Excerpts from a dataset:
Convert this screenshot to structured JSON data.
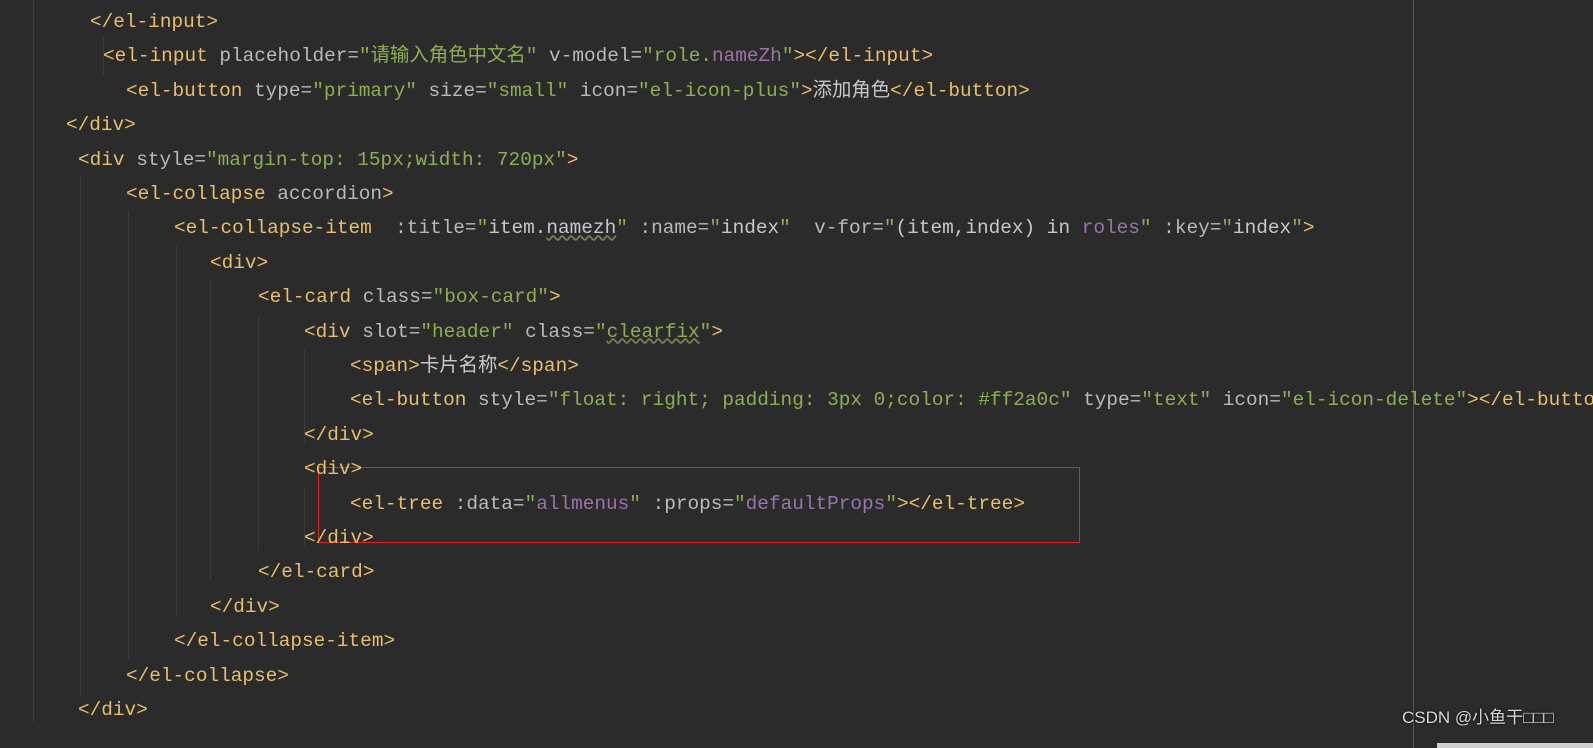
{
  "colors": {
    "background": "#2b2b2b",
    "tag": "#e8bf6a",
    "attribute": "#bababa",
    "string": "#8fae52",
    "vue_expression": "#9876aa",
    "highlight_box": "#e0242a"
  },
  "lines": [
    {
      "tokens": [
        [
          "tag",
          "</el-input>"
        ]
      ]
    },
    {
      "tokens": [
        [
          "tag",
          "<el-input "
        ],
        [
          "attr",
          "placeholder="
        ],
        [
          "str",
          "\"请输入角色中文名\""
        ],
        [
          "attr",
          " v-model="
        ],
        [
          "str",
          "\"role."
        ],
        [
          "vue",
          "nameZh"
        ],
        [
          "str",
          "\""
        ],
        [
          "tag",
          "></el-input>"
        ]
      ]
    },
    {
      "tokens": [
        [
          "tag",
          "<el-button "
        ],
        [
          "attr",
          "type="
        ],
        [
          "str",
          "\"primary\""
        ],
        [
          "attr",
          " size="
        ],
        [
          "str",
          "\"small\""
        ],
        [
          "attr",
          " icon="
        ],
        [
          "str",
          "\"el-icon-plus\""
        ],
        [
          "tag",
          ">"
        ],
        [
          "txt",
          "添加角色"
        ],
        [
          "tag",
          "</el-button>"
        ]
      ]
    },
    {
      "tokens": [
        [
          "tag",
          "</div>"
        ]
      ]
    },
    {
      "tokens": [
        [
          "tag",
          "<div "
        ],
        [
          "attr",
          "style="
        ],
        [
          "str",
          "\"margin-top: 15px;width: 720px\""
        ],
        [
          "tag",
          ">"
        ]
      ]
    },
    {
      "tokens": [
        [
          "tag",
          "<el-collapse "
        ],
        [
          "attr",
          "accordion"
        ],
        [
          "tag",
          ">"
        ]
      ]
    },
    {
      "tokens": [
        [
          "tag",
          "<el-collapse-item  "
        ],
        [
          "attr",
          ":title="
        ],
        [
          "str",
          "\""
        ],
        [
          "txt",
          "item."
        ],
        [
          "txt und",
          "namezh"
        ],
        [
          "str",
          "\""
        ],
        [
          "attr",
          " :name="
        ],
        [
          "str",
          "\""
        ],
        [
          "txt",
          "index"
        ],
        [
          "str",
          "\""
        ],
        [
          "attr",
          "  v-for="
        ],
        [
          "str",
          "\""
        ],
        [
          "txt",
          "(item,index) in "
        ],
        [
          "vue",
          "roles"
        ],
        [
          "str",
          "\""
        ],
        [
          "attr",
          " :key="
        ],
        [
          "str",
          "\""
        ],
        [
          "txt",
          "index"
        ],
        [
          "str",
          "\""
        ],
        [
          "tag",
          ">"
        ]
      ]
    },
    {
      "tokens": [
        [
          "tag",
          "<div>"
        ]
      ]
    },
    {
      "tokens": [
        [
          "tag",
          "<el-card "
        ],
        [
          "attr",
          "class="
        ],
        [
          "str",
          "\"box-card\""
        ],
        [
          "tag",
          ">"
        ]
      ]
    },
    {
      "tokens": [
        [
          "tag",
          "<div "
        ],
        [
          "attr",
          "slot="
        ],
        [
          "str",
          "\"header\""
        ],
        [
          "attr",
          " class="
        ],
        [
          "str",
          "\""
        ],
        [
          "str und",
          "clearfix"
        ],
        [
          "str",
          "\""
        ],
        [
          "tag",
          ">"
        ]
      ]
    },
    {
      "tokens": [
        [
          "tag",
          "<span>"
        ],
        [
          "txt",
          "卡片名称"
        ],
        [
          "tag",
          "</span>"
        ]
      ]
    },
    {
      "tokens": [
        [
          "tag",
          "<el-button "
        ],
        [
          "attr",
          "style="
        ],
        [
          "str",
          "\"float: right; padding: 3px 0;color: #ff2a0c\""
        ],
        [
          "attr",
          " type="
        ],
        [
          "str",
          "\"text\""
        ],
        [
          "attr",
          " icon="
        ],
        [
          "str",
          "\"el-icon-delete\""
        ],
        [
          "tag",
          "></el-button>"
        ]
      ]
    },
    {
      "tokens": [
        [
          "tag",
          "</div>"
        ]
      ]
    },
    {
      "tokens": [
        [
          "tag",
          "<div>"
        ]
      ]
    },
    {
      "tokens": [
        [
          "tag",
          "<el-tree "
        ],
        [
          "attr",
          ":data="
        ],
        [
          "str",
          "\""
        ],
        [
          "vue",
          "allmenus"
        ],
        [
          "str",
          "\""
        ],
        [
          "attr",
          " :props="
        ],
        [
          "str",
          "\""
        ],
        [
          "vue",
          "defaultProps"
        ],
        [
          "str",
          "\""
        ],
        [
          "tag",
          "></el-tree>"
        ]
      ]
    },
    {
      "tokens": [
        [
          "tag",
          "</div>"
        ]
      ]
    },
    {
      "tokens": [
        [
          "tag",
          "</el-card>"
        ]
      ]
    },
    {
      "tokens": [
        [
          "tag",
          "</div>"
        ]
      ]
    },
    {
      "tokens": [
        [
          "tag",
          "</el-collapse-item>"
        ]
      ]
    },
    {
      "tokens": [
        [
          "tag",
          "</el-collapse>"
        ]
      ]
    },
    {
      "tokens": [
        [
          "tag",
          "</div>"
        ]
      ]
    }
  ],
  "watermark": "CSDN @小鱼干□□□"
}
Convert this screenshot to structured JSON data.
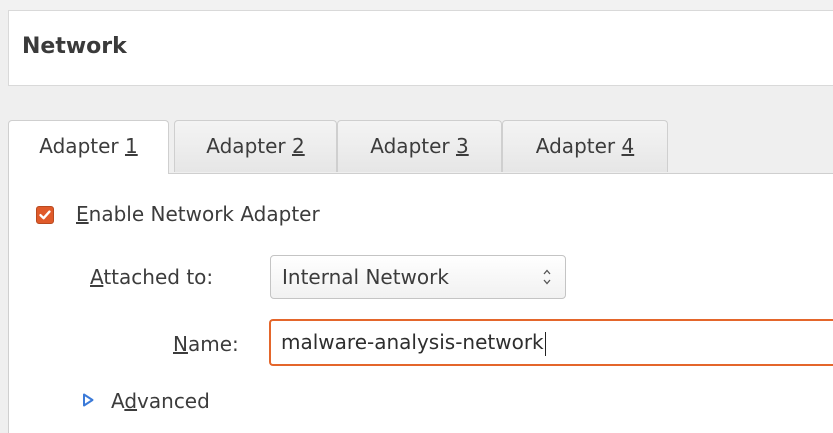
{
  "section": {
    "title": "Network"
  },
  "tabs": [
    {
      "prefix": "Adapter ",
      "mnemonic": "1",
      "active": true
    },
    {
      "prefix": "Adapter ",
      "mnemonic": "2",
      "active": false
    },
    {
      "prefix": "Adapter ",
      "mnemonic": "3",
      "active": false
    },
    {
      "prefix": "Adapter ",
      "mnemonic": "4",
      "active": false
    }
  ],
  "enable_adapter": {
    "mnemonic": "E",
    "rest": "nable Network Adapter",
    "checked": true
  },
  "attached_to": {
    "mnemonic": "A",
    "rest": "ttached to:",
    "value": "Internal Network"
  },
  "name": {
    "mnemonic": "N",
    "rest": "ame:",
    "value": "malware-analysis-network"
  },
  "advanced": {
    "prefix": "A",
    "mnemonic": "d",
    "rest": "vanced",
    "expanded": false
  },
  "colors": {
    "accent": "#e4662b",
    "expander": "#3b7ad8"
  },
  "icons": {
    "checkbox": "checkmark-icon",
    "spinner": "spin-arrows-icon",
    "expander": "triangle-right-icon"
  }
}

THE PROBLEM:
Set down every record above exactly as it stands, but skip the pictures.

TASK RESPONSE:
Convert this screenshot to structured JSON data.
{
  "colors": {
    "background": "#2b2b2b",
    "tag": "#e8bf6a",
    "attribute": "#bababa",
    "string": "#8fae52",
    "vue_expression": "#9876aa",
    "highlight_box": "#e0242a"
  },
  "lines": [
    {
      "tokens": [
        [
          "tag",
          "</el-input>"
        ]
      ]
    },
    {
      "tokens": [
        [
          "tag",
          "<el-input "
        ],
        [
          "attr",
          "placeholder="
        ],
        [
          "str",
          "\"请输入角色中文名\""
        ],
        [
          "attr",
          " v-model="
        ],
        [
          "str",
          "\"role."
        ],
        [
          "vue",
          "nameZh"
        ],
        [
          "str",
          "\""
        ],
        [
          "tag",
          "></el-input>"
        ]
      ]
    },
    {
      "tokens": [
        [
          "tag",
          "<el-button "
        ],
        [
          "attr",
          "type="
        ],
        [
          "str",
          "\"primary\""
        ],
        [
          "attr",
          " size="
        ],
        [
          "str",
          "\"small\""
        ],
        [
          "attr",
          " icon="
        ],
        [
          "str",
          "\"el-icon-plus\""
        ],
        [
          "tag",
          ">"
        ],
        [
          "txt",
          "添加角色"
        ],
        [
          "tag",
          "</el-button>"
        ]
      ]
    },
    {
      "tokens": [
        [
          "tag",
          "</div>"
        ]
      ]
    },
    {
      "tokens": [
        [
          "tag",
          "<div "
        ],
        [
          "attr",
          "style="
        ],
        [
          "str",
          "\"margin-top: 15px;width: 720px\""
        ],
        [
          "tag",
          ">"
        ]
      ]
    },
    {
      "tokens": [
        [
          "tag",
          "<el-collapse "
        ],
        [
          "attr",
          "accordion"
        ],
        [
          "tag",
          ">"
        ]
      ]
    },
    {
      "tokens": [
        [
          "tag",
          "<el-collapse-item  "
        ],
        [
          "attr",
          ":title="
        ],
        [
          "str",
          "\""
        ],
        [
          "txt",
          "item."
        ],
        [
          "txt und",
          "namezh"
        ],
        [
          "str",
          "\""
        ],
        [
          "attr",
          " :name="
        ],
        [
          "str",
          "\""
        ],
        [
          "txt",
          "index"
        ],
        [
          "str",
          "\""
        ],
        [
          "attr",
          "  v-for="
        ],
        [
          "str",
          "\""
        ],
        [
          "txt",
          "(item,index) in "
        ],
        [
          "vue",
          "roles"
        ],
        [
          "str",
          "\""
        ],
        [
          "attr",
          " :key="
        ],
        [
          "str",
          "\""
        ],
        [
          "txt",
          "index"
        ],
        [
          "str",
          "\""
        ],
        [
          "tag",
          ">"
        ]
      ]
    },
    {
      "tokens": [
        [
          "tag",
          "<div>"
        ]
      ]
    },
    {
      "tokens": [
        [
          "tag",
          "<el-card "
        ],
        [
          "attr",
          "class="
        ],
        [
          "str",
          "\"box-card\""
        ],
        [
          "tag",
          ">"
        ]
      ]
    },
    {
      "tokens": [
        [
          "tag",
          "<div "
        ],
        [
          "attr",
          "slot="
        ],
        [
          "str",
          "\"header\""
        ],
        [
          "attr",
          " class="
        ],
        [
          "str",
          "\""
        ],
        [
          "str und",
          "clearfix"
        ],
        [
          "str",
          "\""
        ],
        [
          "tag",
          ">"
        ]
      ]
    },
    {
      "tokens": [
        [
          "tag",
          "<span>"
        ],
        [
          "txt",
          "卡片名称"
        ],
        [
          "tag",
          "</span>"
        ]
      ]
    },
    {
      "tokens": [
        [
          "tag",
          "<el-button "
        ],
        [
          "attr",
          "style="
        ],
        [
          "str",
          "\"float: right; padding: 3px 0;color: #ff2a0c\""
        ],
        [
          "attr",
          " type="
        ],
        [
          "str",
          "\"text\""
        ],
        [
          "attr",
          " icon="
        ],
        [
          "str",
          "\"el-icon-delete\""
        ],
        [
          "tag",
          "></el-button>"
        ]
      ]
    },
    {
      "tokens": [
        [
          "tag",
          "</div>"
        ]
      ]
    },
    {
      "tokens": [
        [
          "tag",
          "<div>"
        ]
      ]
    },
    {
      "tokens": [
        [
          "tag",
          "<el-tree "
        ],
        [
          "attr",
          ":data="
        ],
        [
          "str",
          "\""
        ],
        [
          "vue",
          "allmenus"
        ],
        [
          "str",
          "\""
        ],
        [
          "attr",
          " :props="
        ],
        [
          "str",
          "\""
        ],
        [
          "vue",
          "defaultProps"
        ],
        [
          "str",
          "\""
        ],
        [
          "tag",
          "></el-tree>"
        ]
      ]
    },
    {
      "tokens": [
        [
          "tag",
          "</div>"
        ]
      ]
    },
    {
      "tokens": [
        [
          "tag",
          "</el-card>"
        ]
      ]
    },
    {
      "tokens": [
        [
          "tag",
          "</div>"
        ]
      ]
    },
    {
      "tokens": [
        [
          "tag",
          "</el-collapse-item>"
        ]
      ]
    },
    {
      "tokens": [
        [
          "tag",
          "</el-collapse>"
        ]
      ]
    },
    {
      "tokens": [
        [
          "tag",
          "</div>"
        ]
      ]
    }
  ],
  "watermark": "CSDN @小鱼干□□□"
}
Convert this screenshot to structured JSON data.
{
  "section": {
    "title": "Network"
  },
  "tabs": [
    {
      "prefix": "Adapter ",
      "mnemonic": "1",
      "active": true
    },
    {
      "prefix": "Adapter ",
      "mnemonic": "2",
      "active": false
    },
    {
      "prefix": "Adapter ",
      "mnemonic": "3",
      "active": false
    },
    {
      "prefix": "Adapter ",
      "mnemonic": "4",
      "active": false
    }
  ],
  "enable_adapter": {
    "mnemonic": "E",
    "rest": "nable Network Adapter",
    "checked": true
  },
  "attached_to": {
    "mnemonic": "A",
    "rest": "ttached to:",
    "value": "Internal Network"
  },
  "name": {
    "mnemonic": "N",
    "rest": "ame:",
    "value": "malware-analysis-network"
  },
  "advanced": {
    "prefix": "A",
    "mnemonic": "d",
    "rest": "vanced",
    "expanded": false
  },
  "colors": {
    "accent": "#e4662b",
    "expander": "#3b7ad8"
  },
  "icons": {
    "checkbox": "checkmark-icon",
    "spinner": "spin-arrows-icon",
    "expander": "triangle-right-icon"
  }
}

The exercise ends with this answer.